Just before 2pm today, Engine 14 (stationed adjacent to Alberta Park on NE Killingsworth) was dispatched on a reported brush fire at an address on NE Columbia Blvd. near NE 42nd Ave. The caller initially reported a small grass and brush fire. Two minutes later, they updated dispatchers that the fire now seemed to involve the awning of a building. With that information, the Lieutenant on Engine 14 upgraded the response to a Commercial Fire, which summons a total of four engines, two trucks and two Battalion Chiefs.
On arriving in the area, Engine 14 encountered thick smoke, making it difficult to determine the specific location of the fire. It's critical to determine the best access to a building as early as possible so that apparatus are placed strategically and the closest fire hydrants can be used for water supply. In this case, the initial location given to dispatch was slightly off, so arriving crews communicated quickly to look at access from multiple directions. The next arriving engine located a driveway on another street that provided a clear path to the building, and fire operations were set up from there.
Now with a complete view of the building, crews reported heavy smoke from a one story commercial building. With the proximity of other commercial buildings, the difficult access to the location of the fire and the overall smoke conditions, a second alarm was requested four minutes after the first crew arrived. This brings more apparatus and firefighters to assist with efforts and to rotate in if the firefight goes on for a long period of time. As further units arrived, they worked diligently to access the interior of the building, performing "garage door cuts" so they could get in quickly to search for victims and extinguish the fire. While in the process of searching and initiating fire attack, a Battalion Chief arrived and assumed command of the incident.

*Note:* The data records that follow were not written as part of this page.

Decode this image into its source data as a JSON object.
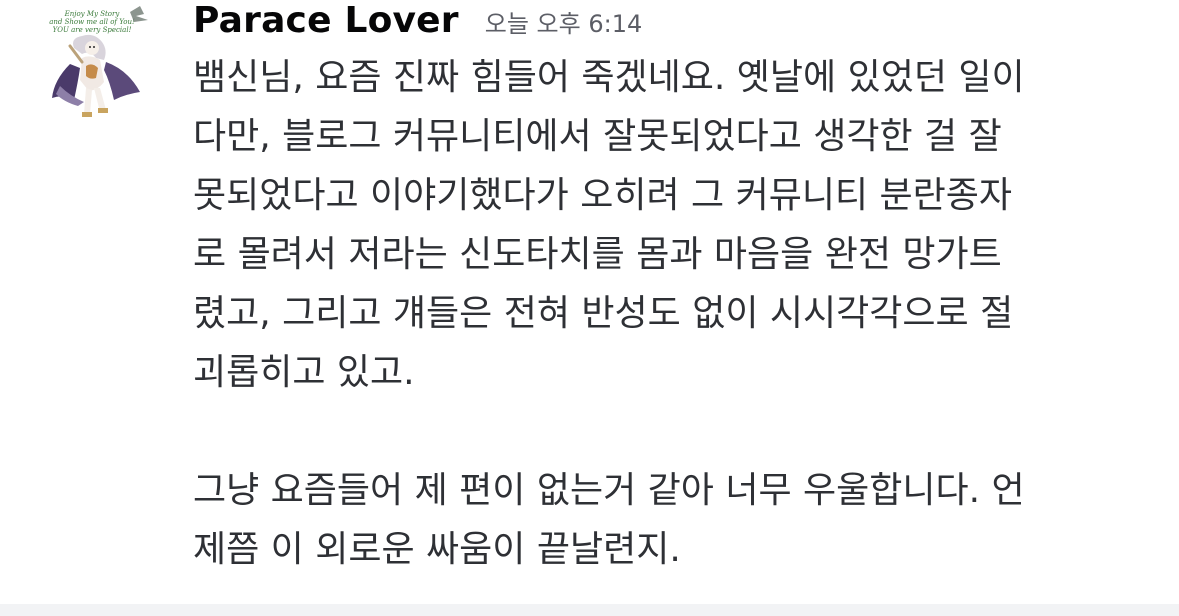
{
  "message": {
    "avatar_caption": [
      "Enjoy My Story",
      "and Show me all of You!",
      "YOU are very Special!"
    ],
    "username": "Parace Lover",
    "timestamp": "오늘 오후 6:14",
    "paragraphs": [
      {
        "lines": [
          "뱀신님, 요즘 진짜 힘들어 죽겠네요. 옛날에 있었던 일이",
          "다만, 블로그 커뮤니티에서 잘못되었다고 생각한 걸 잘",
          "못되었다고 이야기했다가 오히려 그 커뮤니티 분란종자",
          "로 몰려서 저라는 신도타치를 몸과 마음을 완전 망가트",
          "렸고, 그리고 걔들은 전혀 반성도 없이 시시각각으로 절",
          "괴롭히고 있고."
        ]
      },
      {
        "lines": [
          "그냥 요즘들어 제 편이 없는거 같아 너무 우울합니다. 언",
          "제쯤 이 외로운 싸움이 끝날련지."
        ]
      }
    ]
  },
  "colors": {
    "username": "#060607",
    "timestamp": "#5c5e66",
    "text": "#2e3035",
    "background": "#ffffff",
    "footer": "#f2f3f5"
  }
}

Smoke and fire conditions rapidly deteriorated, with thick black smoke emanating from the metal roof, increasing in pressure and turbulence, and heavy fire seen inside the building. These smoke conditions are a warning sign of a possible violent fire event as well as general building instability. Relying on his decades of fire experience, the Battalion Chief in command made the decision to "go defensive", withdrawing all fire crews from inside in order to attempt extinguishment from the exterior. Special alert tones were sounded on all firefighters' radios, and soon after a formal head count was performed to ensure no firefighters were missing or injured. Thankfully all were accounted for.

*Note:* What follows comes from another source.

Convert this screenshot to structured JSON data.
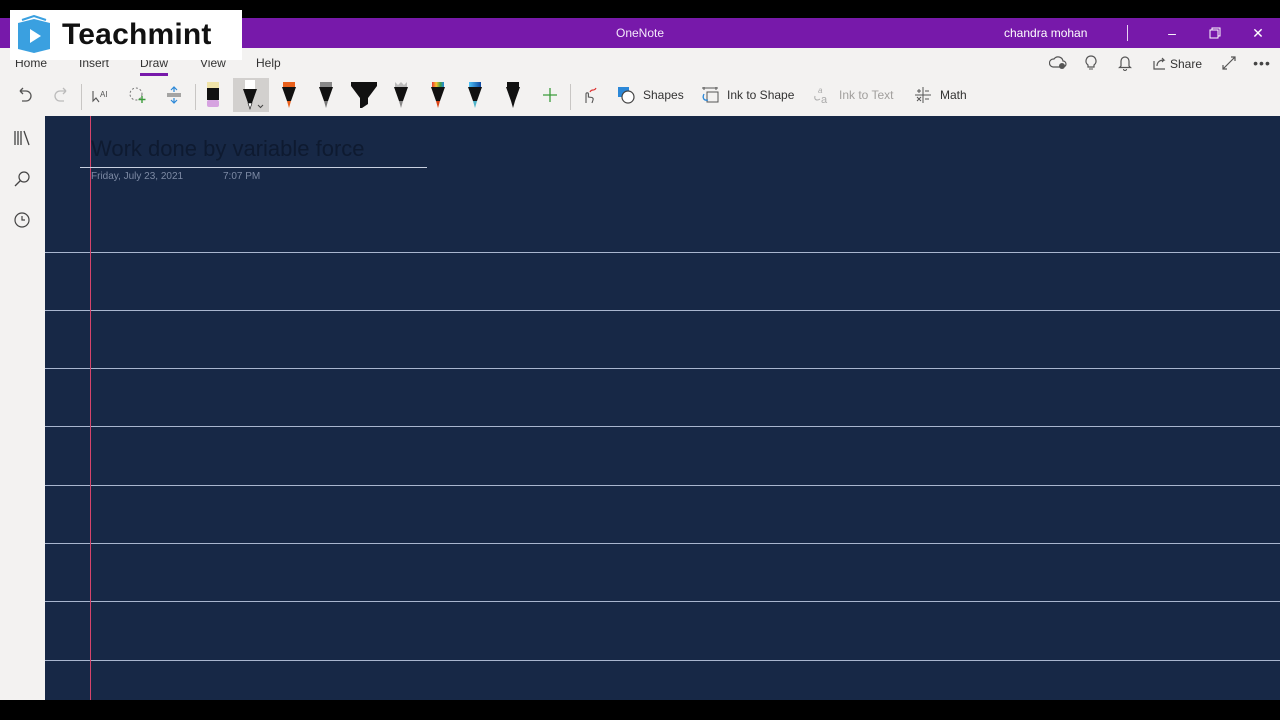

Around this time, reliable information was coming in that there were no civilians on the premises at the time of the fire. Aerial ladder trucks were raised in the air and plumbed to provide "big water" if needed. Meanwhile, other firefighters performed saw cuts into the side of the building to get water directly into the attic/ roof structures. These efforts proved successful, firefighters reentered under safer conditions and the majority of the fire was extinguished within approximately 30 minutes of the first engine arriving. Aside from vegetation and fencing, all fire was contained to the original structure. No civilians or firefighters were injured in this fire.
A total of approximately 60 firefighters responded to this fire, including a Fire Investigator who determined that the cause of this fire was electrical in nature.

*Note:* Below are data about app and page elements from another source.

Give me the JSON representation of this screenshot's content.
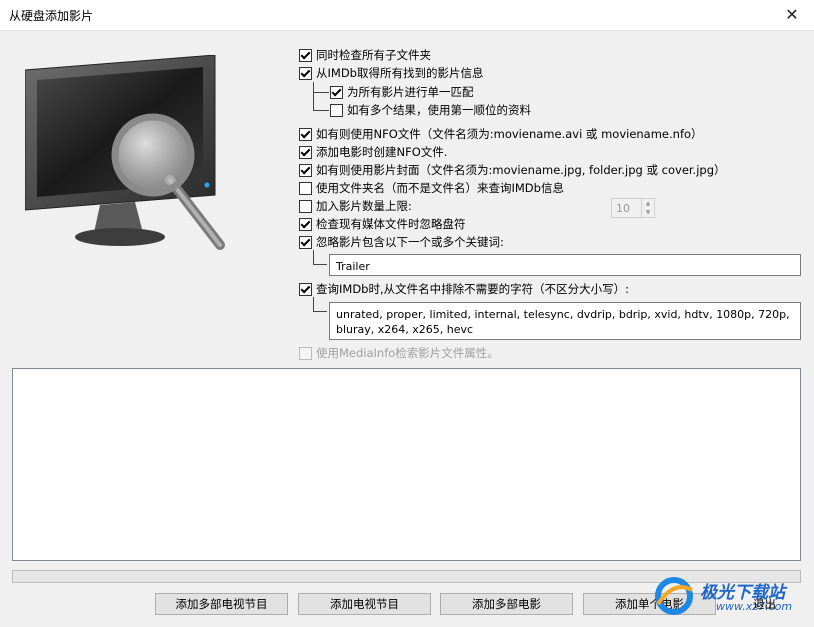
{
  "window": {
    "title": "从硬盘添加影片"
  },
  "options": {
    "scan_subfolders": {
      "label": "同时检查所有子文件夹",
      "checked": true
    },
    "fetch_imdb": {
      "label": "从IMDb取得所有找到的影片信息",
      "checked": true
    },
    "single_match": {
      "label": "为所有影片进行单一匹配",
      "checked": true
    },
    "first_result": {
      "label": "如有多个结果，使用第一顺位的资料",
      "checked": false
    },
    "use_nfo": {
      "label": "如有则使用NFO文件（文件名须为:moviename.avi 或 moviename.nfo）",
      "checked": true
    },
    "create_nfo": {
      "label": "添加电影时创建NFO文件.",
      "checked": true
    },
    "use_cover": {
      "label": "如有则使用影片封面（文件名须为:moviename.jpg, folder.jpg 或 cover.jpg）",
      "checked": true
    },
    "folder_name": {
      "label": "使用文件夹名（而不是文件名）来查询IMDb信息",
      "checked": false
    },
    "limit": {
      "label": "加入影片数量上限:",
      "checked": false,
      "value": "10"
    },
    "ignore_drive": {
      "label": "检查现有媒体文件时忽略盘符",
      "checked": true
    },
    "ignore_keywords": {
      "label": "忽略影片包含以下一个或多个关键词:",
      "checked": true,
      "value": "Trailer"
    },
    "strip_chars": {
      "label": "查询IMDb时,从文件名中排除不需要的字符（不区分大小写）:",
      "checked": true,
      "value": "unrated, proper, limited, internal, telesync, dvdrip, bdrip, xvid, hdtv, 1080p, 720p, bluray, x264, x265, hevc"
    },
    "mediainfo": {
      "label": "使用MediaInfo检索影片文件属性。",
      "checked": false
    }
  },
  "progress": {
    "value": 0
  },
  "buttons": {
    "add_tv_series": "添加多部电视节目",
    "add_tv": "添加电视节目",
    "add_movies": "添加多部电影",
    "add_movie": "添加单个电影",
    "exit": "退出"
  },
  "watermark": {
    "name": "极光下载站",
    "url": "www.xz7.com"
  }
}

PF&R would like to thank the general public for their patience and understanding of the inevitable impact to traffic on some fire incidents. In this case, crews needed to access a fire hydrant across Columbia Blvd, necessitating a full shut down of traffic in both directions. It's imperative for us to prevent vehicle-related damage to those hoses, in order to keep our firefighting efforts safe and efficient. As operations wind down, we remove those hoses and reopen traffic as soon as possible. Thank you to all who were impacted by this closure who patiently diverted their routes.